St Michaels NaveSt Michaels Highgate1 2 










Sure enough, scaffolding started going up at the end of February and within a few days the whole of the South aisle was enscased in sheeting, shuttering and a temporary roof.  Apparently the South aisle was on the point of collapse due to rain damage.  This will be tackled first, then the North aisle, then the West turrets, over an 18 week period according to Danny's letter (but see below!).  Residents were for a couple of days baffled to observe vast quantities of timber being delivered to the church but it transpired that this was nothing to do with the repairs - apparently the church is being used as a temporary depot for supplies to other churches in the area.

Then Coronavirus struck!!
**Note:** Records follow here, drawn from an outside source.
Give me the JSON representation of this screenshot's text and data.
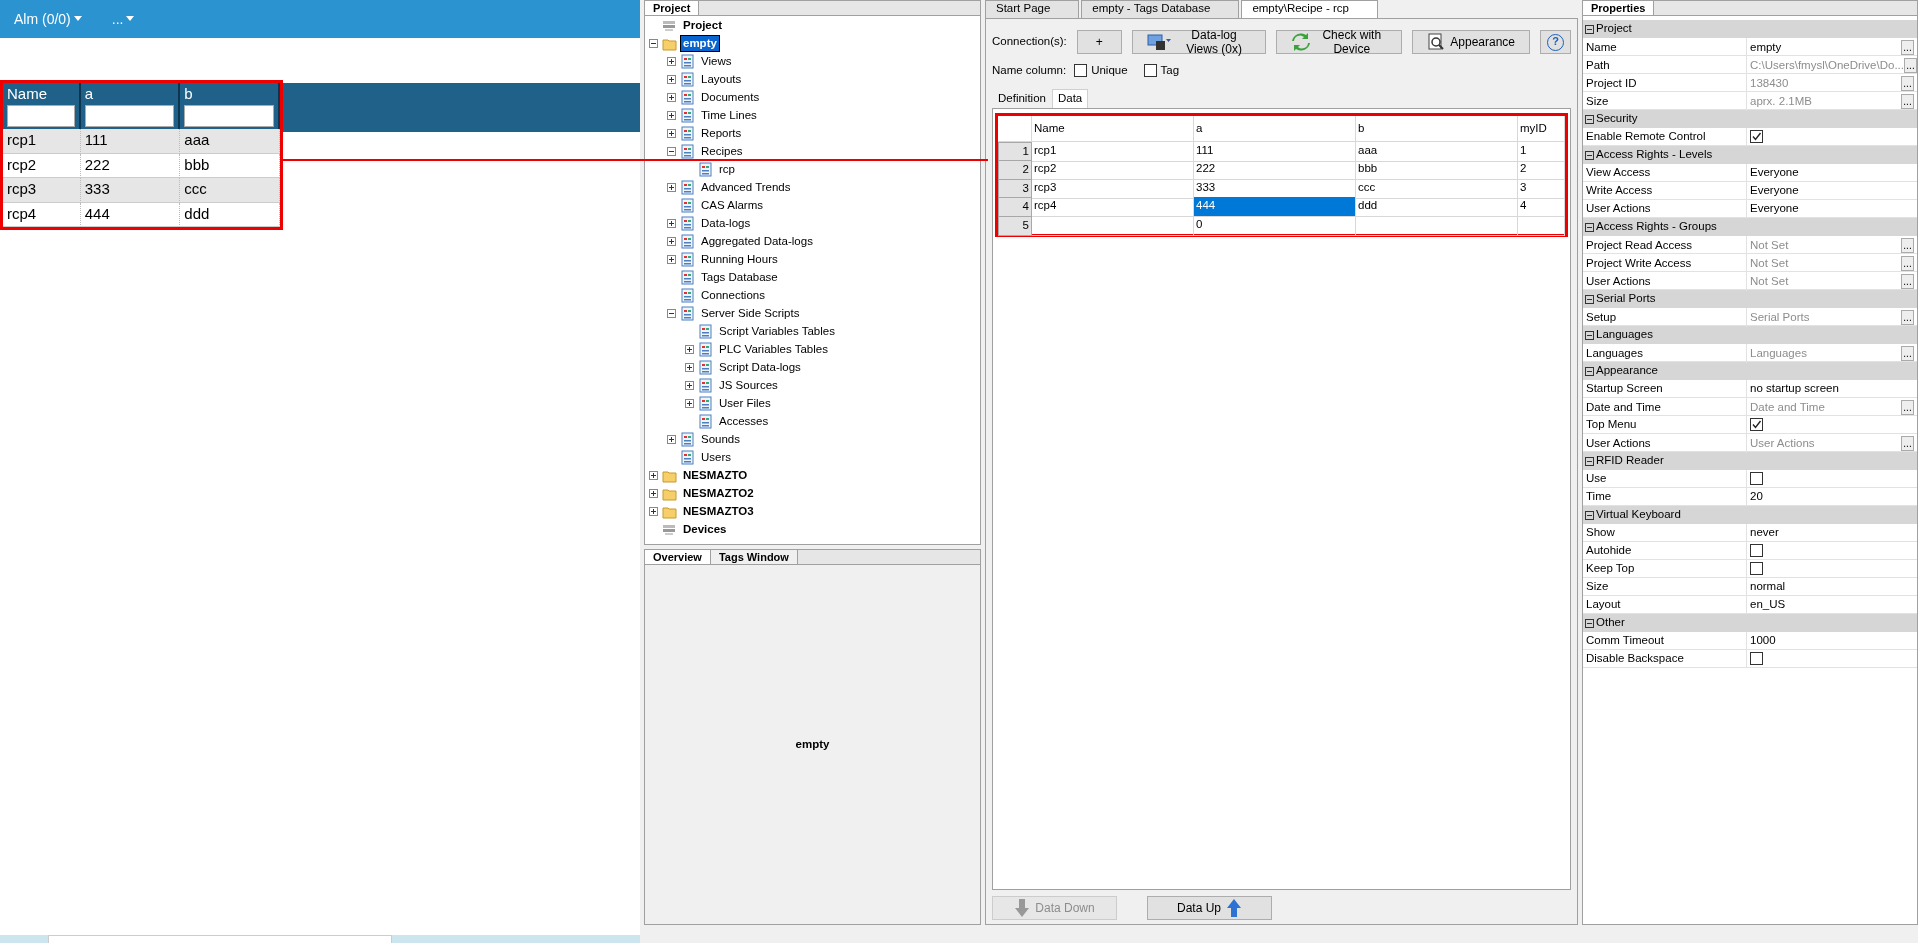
{
  "web": {
    "menu": [
      {
        "label": "Alm (0/0)"
      },
      {
        "label": "..."
      }
    ],
    "table": {
      "columns": [
        "Name",
        "a",
        "b"
      ],
      "rows": [
        [
          "rcp1",
          "111",
          "aaa"
        ],
        [
          "rcp2",
          "222",
          "bbb"
        ],
        [
          "rcp3",
          "333",
          "ccc"
        ],
        [
          "rcp4",
          "444",
          "ddd"
        ]
      ]
    }
  },
  "project_panel": {
    "title": "Project",
    "tree": [
      {
        "label": "Project",
        "kind": "root",
        "selected": false
      },
      {
        "label": "empty",
        "kind": "project",
        "selected": true,
        "expanded": true,
        "children": [
          {
            "label": "Views",
            "kind": "item",
            "selected": false,
            "expanded": false
          },
          {
            "label": "Layouts",
            "kind": "item",
            "selected": false,
            "expanded": false
          },
          {
            "label": "Documents",
            "kind": "item",
            "selected": false,
            "expanded": false
          },
          {
            "label": "Time Lines",
            "kind": "item",
            "selected": false,
            "expanded": false
          },
          {
            "label": "Reports",
            "kind": "item",
            "selected": false,
            "expanded": false
          },
          {
            "label": "Recipes",
            "kind": "item",
            "selected": false,
            "expanded": true,
            "children": [
              {
                "label": "rcp",
                "kind": "item",
                "selected": false
              }
            ]
          },
          {
            "label": "Advanced Trends",
            "kind": "item",
            "selected": false,
            "expanded": false
          },
          {
            "label": "CAS Alarms",
            "kind": "item",
            "selected": false
          },
          {
            "label": "Data-logs",
            "kind": "item",
            "selected": false,
            "expanded": false
          },
          {
            "label": "Aggregated Data-logs",
            "kind": "item",
            "selected": false,
            "expanded": false
          },
          {
            "label": "Running Hours",
            "kind": "item",
            "selected": false,
            "expanded": false
          },
          {
            "label": "Tags Database",
            "kind": "item",
            "selected": false
          },
          {
            "label": "Connections",
            "kind": "item",
            "selected": false
          },
          {
            "label": "Server Side Scripts",
            "kind": "item",
            "selected": false,
            "expanded": true,
            "children": [
              {
                "label": "Script Variables Tables",
                "kind": "item",
                "selected": false
              },
              {
                "label": "PLC Variables Tables",
                "kind": "item",
                "selected": false,
                "expanded": false
              },
              {
                "label": "Script Data-logs",
                "kind": "item",
                "selected": false,
                "expanded": false
              },
              {
                "label": "JS Sources",
                "kind": "item",
                "selected": false,
                "expanded": false
              },
              {
                "label": "User Files",
                "kind": "item",
                "selected": false,
                "expanded": false
              },
              {
                "label": "Accesses",
                "kind": "item",
                "selected": false
              }
            ]
          },
          {
            "label": "Sounds",
            "kind": "item",
            "selected": false,
            "expanded": false
          },
          {
            "label": "Users",
            "kind": "item",
            "selected": false
          }
        ]
      },
      {
        "label": "NESMAZTO",
        "kind": "project",
        "selected": false,
        "expanded": false
      },
      {
        "label": "NESMAZTO2",
        "kind": "project",
        "selected": false,
        "expanded": false
      },
      {
        "label": "NESMAZTO3",
        "kind": "project",
        "selected": false,
        "expanded": false
      },
      {
        "label": "Devices",
        "kind": "root",
        "selected": false
      }
    ]
  },
  "overview_panel": {
    "tabs": [
      {
        "label": "Overview",
        "selected": true
      },
      {
        "label": "Tags Window",
        "selected": false
      }
    ],
    "content": "empty"
  },
  "editor": {
    "tabs": [
      {
        "label": "Start Page",
        "selected": false
      },
      {
        "label": "empty - Tags Database",
        "selected": false
      },
      {
        "label": "empty\\Recipe - rcp",
        "selected": true
      }
    ],
    "connections_label": "Connection(s):",
    "add_button": "+",
    "buttons": [
      {
        "label": "Data-log Views (0x)"
      },
      {
        "label": "Check with Device"
      },
      {
        "label": "Appearance"
      }
    ],
    "help_button": "?",
    "name_column_label": "Name column:",
    "checkboxes": [
      {
        "label": "Unique",
        "checked": false
      },
      {
        "label": "Tag",
        "checked": false
      }
    ],
    "subtabs": [
      {
        "label": "Definition",
        "selected": false
      },
      {
        "label": "Data",
        "selected": true
      }
    ],
    "grid": {
      "columns": [
        "Name",
        "a",
        "b",
        "myID"
      ],
      "rows": [
        {
          "number": "1",
          "cells": [
            {
              "text": "rcp1",
              "selected": false
            },
            {
              "text": "111",
              "selected": false
            },
            {
              "text": "aaa",
              "selected": false
            },
            {
              "text": "1",
              "selected": false
            }
          ]
        },
        {
          "number": "2",
          "cells": [
            {
              "text": "rcp2",
              "selected": false
            },
            {
              "text": "222",
              "selected": false
            },
            {
              "text": "bbb",
              "selected": false
            },
            {
              "text": "2",
              "selected": false
            }
          ]
        },
        {
          "number": "3",
          "cells": [
            {
              "text": "rcp3",
              "selected": false
            },
            {
              "text": "333",
              "selected": false
            },
            {
              "text": "ccc",
              "selected": false
            },
            {
              "text": "3",
              "selected": false
            }
          ]
        },
        {
          "number": "4",
          "cells": [
            {
              "text": "rcp4",
              "selected": false
            },
            {
              "text": "444",
              "selected": true
            },
            {
              "text": "ddd",
              "selected": false
            },
            {
              "text": "4",
              "selected": false
            }
          ]
        },
        {
          "number": "5",
          "cells": [
            {
              "selected": false
            },
            {
              "text": "0",
              "selected": false
            },
            {
              "selected": false
            },
            {
              "selected": false
            }
          ]
        }
      ]
    },
    "bottom_buttons": [
      {
        "label": "Data Down",
        "disabled": true
      },
      {
        "label": "Data Up",
        "disabled": false
      }
    ]
  },
  "properties": {
    "title": "Properties",
    "groups": [
      {
        "title": "Project",
        "expanded": true,
        "rows": [
          {
            "name": "Name",
            "kind": "text",
            "value": "empty",
            "disabled": false,
            "button": "..."
          },
          {
            "name": "Path",
            "kind": "text",
            "value": "C:\\Users\\fmysl\\OneDrive\\Do...",
            "disabled": true,
            "button": "..."
          },
          {
            "name": "Project ID",
            "kind": "text",
            "value": "138430",
            "disabled": true,
            "button": "..."
          },
          {
            "name": "Size",
            "kind": "text",
            "value": "aprx. 2.1MB",
            "disabled": true,
            "button": "..."
          }
        ]
      },
      {
        "title": "Security",
        "expanded": true,
        "rows": [
          {
            "name": "Enable Remote Control",
            "kind": "checkbox",
            "checked": true
          }
        ]
      },
      {
        "title": "Access Rights - Levels",
        "expanded": true,
        "rows": [
          {
            "name": "View Access",
            "kind": "text",
            "value": "Everyone",
            "disabled": false
          },
          {
            "name": "Write Access",
            "kind": "text",
            "value": "Everyone",
            "disabled": false
          },
          {
            "name": "User Actions",
            "kind": "text",
            "value": "Everyone",
            "disabled": false
          }
        ]
      },
      {
        "title": "Access Rights - Groups",
        "expanded": true,
        "rows": [
          {
            "name": "Project Read Access",
            "kind": "text",
            "value": "Not Set",
            "disabled": true,
            "button": "..."
          },
          {
            "name": "Project Write Access",
            "kind": "text",
            "value": "Not Set",
            "disabled": true,
            "button": "..."
          },
          {
            "name": "User Actions",
            "kind": "text",
            "value": "Not Set",
            "disabled": true,
            "button": "..."
          }
        ]
      },
      {
        "title": "Serial Ports",
        "expanded": true,
        "rows": [
          {
            "name": "Setup",
            "kind": "text",
            "value": "Serial Ports",
            "disabled": true,
            "button": "..."
          }
        ]
      },
      {
        "title": "Languages",
        "expanded": true,
        "rows": [
          {
            "name": "Languages",
            "kind": "text",
            "value": "Languages",
            "disabled": true,
            "button": "..."
          }
        ]
      },
      {
        "title": "Appearance",
        "expanded": true,
        "rows": [
          {
            "name": "Startup Screen",
            "kind": "text",
            "value": "no startup screen",
            "disabled": false
          },
          {
            "name": "Date and Time",
            "kind": "text",
            "value": "Date and Time",
            "disabled": true,
            "button": "..."
          },
          {
            "name": "Top Menu",
            "kind": "checkbox",
            "checked": true
          },
          {
            "name": "User Actions",
            "kind": "text",
            "value": "User Actions",
            "disabled": true,
            "button": "..."
          }
        ]
      },
      {
        "title": "RFID Reader",
        "expanded": true,
        "rows": [
          {
            "name": "Use",
            "kind": "checkbox",
            "checked": false
          },
          {
            "name": "Time",
            "kind": "text",
            "value": "20",
            "disabled": false
          }
        ]
      },
      {
        "title": "Virtual Keyboard",
        "expanded": true,
        "rows": [
          {
            "name": "Show",
            "kind": "text",
            "value": "never",
            "disabled": false
          },
          {
            "name": "Autohide",
            "kind": "checkbox",
            "checked": false
          },
          {
            "name": "Keep Top",
            "kind": "checkbox",
            "checked": false
          },
          {
            "name": "Size",
            "kind": "text",
            "value": "normal",
            "disabled": false
          },
          {
            "name": "Layout",
            "kind": "text",
            "value": "en_US",
            "disabled": false
          }
        ]
      },
      {
        "title": "Other",
        "expanded": true,
        "rows": [
          {
            "name": "Comm Timeout",
            "kind": "text",
            "value": "1000",
            "disabled": false
          },
          {
            "name": "Disable Backspace",
            "kind": "checkbox",
            "checked": false
          }
        ]
      }
    ]
  }
}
The first sign was that painting of the shuttering (in an attractive shade of blue) stopped half way through.  Then all work ceased at the beginning of March.  Just before it did, we took up Danny's kind offer to contact him and he explained briefly what was going on and reiterated his willingness to keep us informed of progress if and when the work resumes (and he's been true to his word as you'll see in the next blog post!).  However, the need to maintain social distancing on the site means that the work will take longer than expected - Danny reckons two months for the South aisle alone,
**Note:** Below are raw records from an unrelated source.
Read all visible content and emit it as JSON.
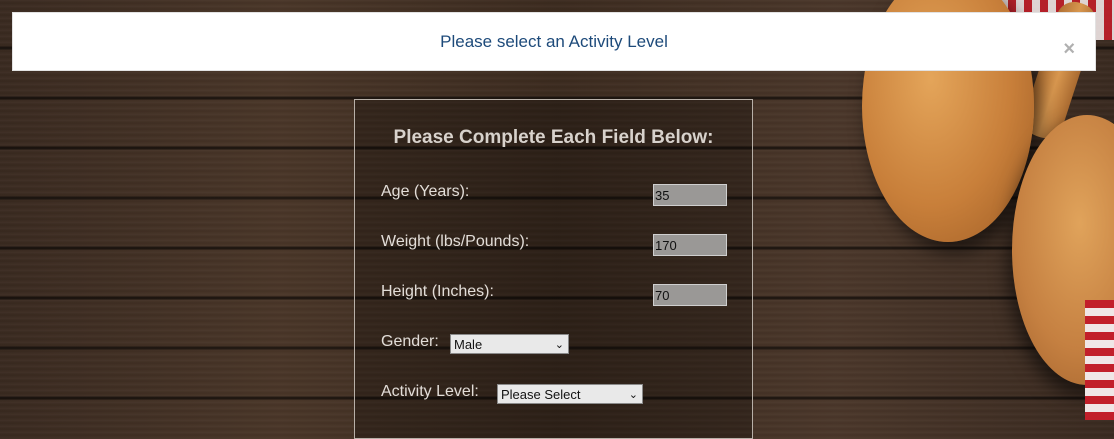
{
  "alert": {
    "message": "Please select an Activity Level",
    "close_glyph": "×"
  },
  "form": {
    "title": "Please Complete Each Field Below:",
    "age": {
      "label": "Age (Years):",
      "value": "35"
    },
    "weight": {
      "label": "Weight (lbs/Pounds):",
      "value": "170"
    },
    "height": {
      "label": "Height (Inches):",
      "value": "70"
    },
    "gender": {
      "label": "Gender:",
      "selected": "Male"
    },
    "activity": {
      "label": "Activity Level:",
      "selected": "Please Select"
    }
  },
  "colors": {
    "alert_text": "#1d4a7a",
    "background_wood": "#3c2b1f"
  }
}
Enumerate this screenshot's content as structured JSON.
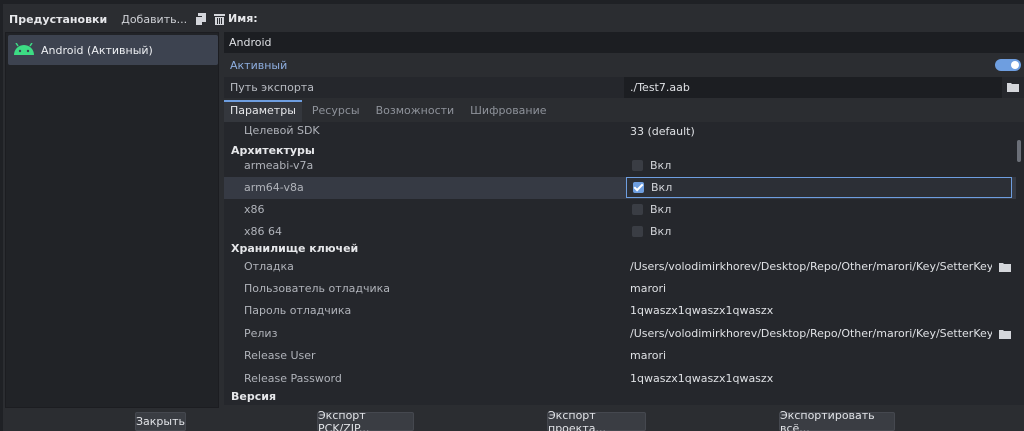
{
  "left_panel": {
    "title": "Предустановки",
    "add_label": "Добавить...",
    "presets": [
      {
        "label": "Android (Активный)",
        "icon": "android-icon"
      }
    ]
  },
  "header": {
    "name_label": "Имя:",
    "name_value": "Android",
    "active_label": "Активный",
    "active_on": true,
    "export_path_label": "Путь экспорта",
    "export_path_value": "./Test7.aab"
  },
  "tabs": [
    "Параметры",
    "Ресурсы",
    "Возможности",
    "Шифрование"
  ],
  "props": {
    "target_sdk_label": "Целевой SDK",
    "target_sdk_value": "33 (default)",
    "arch_section": "Архитектуры",
    "archs": [
      {
        "name": "armeabi-v7a",
        "value": "Вкл",
        "checked": false
      },
      {
        "name": "arm64-v8a",
        "value": "Вкл",
        "checked": true
      },
      {
        "name": "x86",
        "value": "Вкл",
        "checked": false
      },
      {
        "name": "x86 64",
        "value": "Вкл",
        "checked": false
      }
    ],
    "keystore_section": "Хранилище ключей",
    "keystore": [
      {
        "label": "Отладка",
        "value": "/Users/volodimirkhorev/Desktop/Repo/Other/marori/Key/SetterKey.keysto"
      },
      {
        "label": "Пользователь отладчика",
        "value": "marori"
      },
      {
        "label": "Пароль отладчика",
        "value": "1qwaszx1qwaszx1qwaszx"
      },
      {
        "label": "Релиз",
        "value": "/Users/volodimirkhorev/Desktop/Repo/Other/marori/Key/SetterKey.keysto"
      },
      {
        "label": "Release User",
        "value": "marori"
      },
      {
        "label": "Release Password",
        "value": "1qwaszx1qwaszx1qwaszx"
      }
    ],
    "version_section": "Версия"
  },
  "buttons": {
    "close": "Закрыть",
    "export_pck": "Экспорт PCK/ZIP...",
    "export_project": "Экспорт проекта...",
    "export_all": "Экспортировать всё..."
  },
  "colors": {
    "accent": "#6e9ee0",
    "android_green": "#3ddc84",
    "background": "#2b2d31"
  }
}
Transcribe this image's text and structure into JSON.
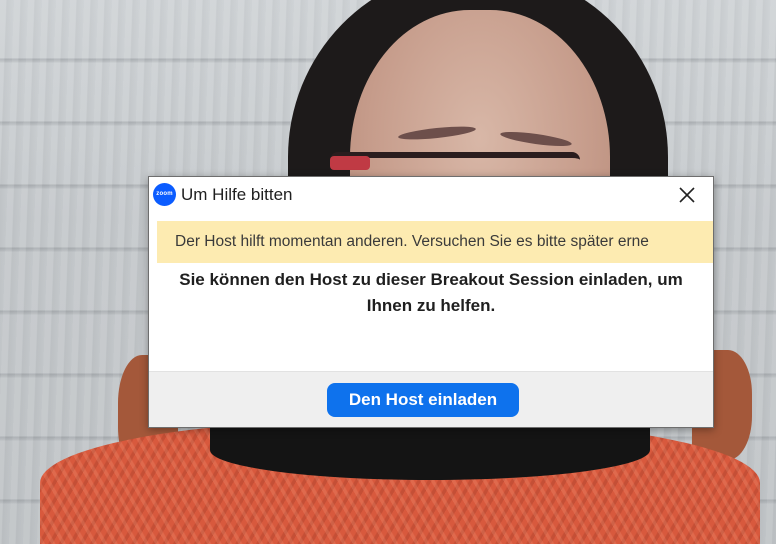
{
  "dialog": {
    "title": "Um Hilfe bitten",
    "logo_text": "zoom",
    "banner_text": "Der Host hilft momentan anderen. Versuchen Sie es bitte später erne",
    "message_line1": "Sie können den Host zu dieser Breakout Session einladen, um",
    "message_line2": "Ihnen zu helfen.",
    "invite_button": "Den Host einladen",
    "icons": {
      "app": "zoom-logo-icon",
      "close": "close-icon"
    },
    "colors": {
      "accent": "#0e72ed",
      "banner": "#fdebb1",
      "zoom_blue": "#0b5cff"
    }
  }
}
The letter from Fullers stated "we will make every endeavour to avoid disrupting daily life in the Square".  Based on what we saw before lockdown, I (Nick) have been impressed with what I've seen of their work - as promised, there has been minimal disruption for residents and the site has remained very neat and tidy.  But feel free to add your own comments, questions or observations via "Add Comments" below. 



The planned restoration of Holy Trinity Church has been reported on extensively in this website.  Now it's actually started!  For the background to this long-anticipated development, please click on the links in the timeline below.

You will have seen the scaffolding rise on the south aisle of the church over the last few weeks. We understand that this work, funded by Historic England, is for emergency repairs to the South Aisle roof which was discovered to be at the point of collapse.  Further work to the North Aisle roof and the West Turrets is expected to follow.  The attached letter from the contractors, Fullers, has been circulated, estimating that the works will last for 18 weeks.  We understand that a formal announcement will soon be released by the Diocese about this work and the larger renovation project for which funding by the Heritage Lottery Fund is being sought. We understand that the Diocese are also hoping to host a residents update meeting about the proposed renovation of the church at some point in mid to late April (date TBD).


More details in subsequent articles - watch this space!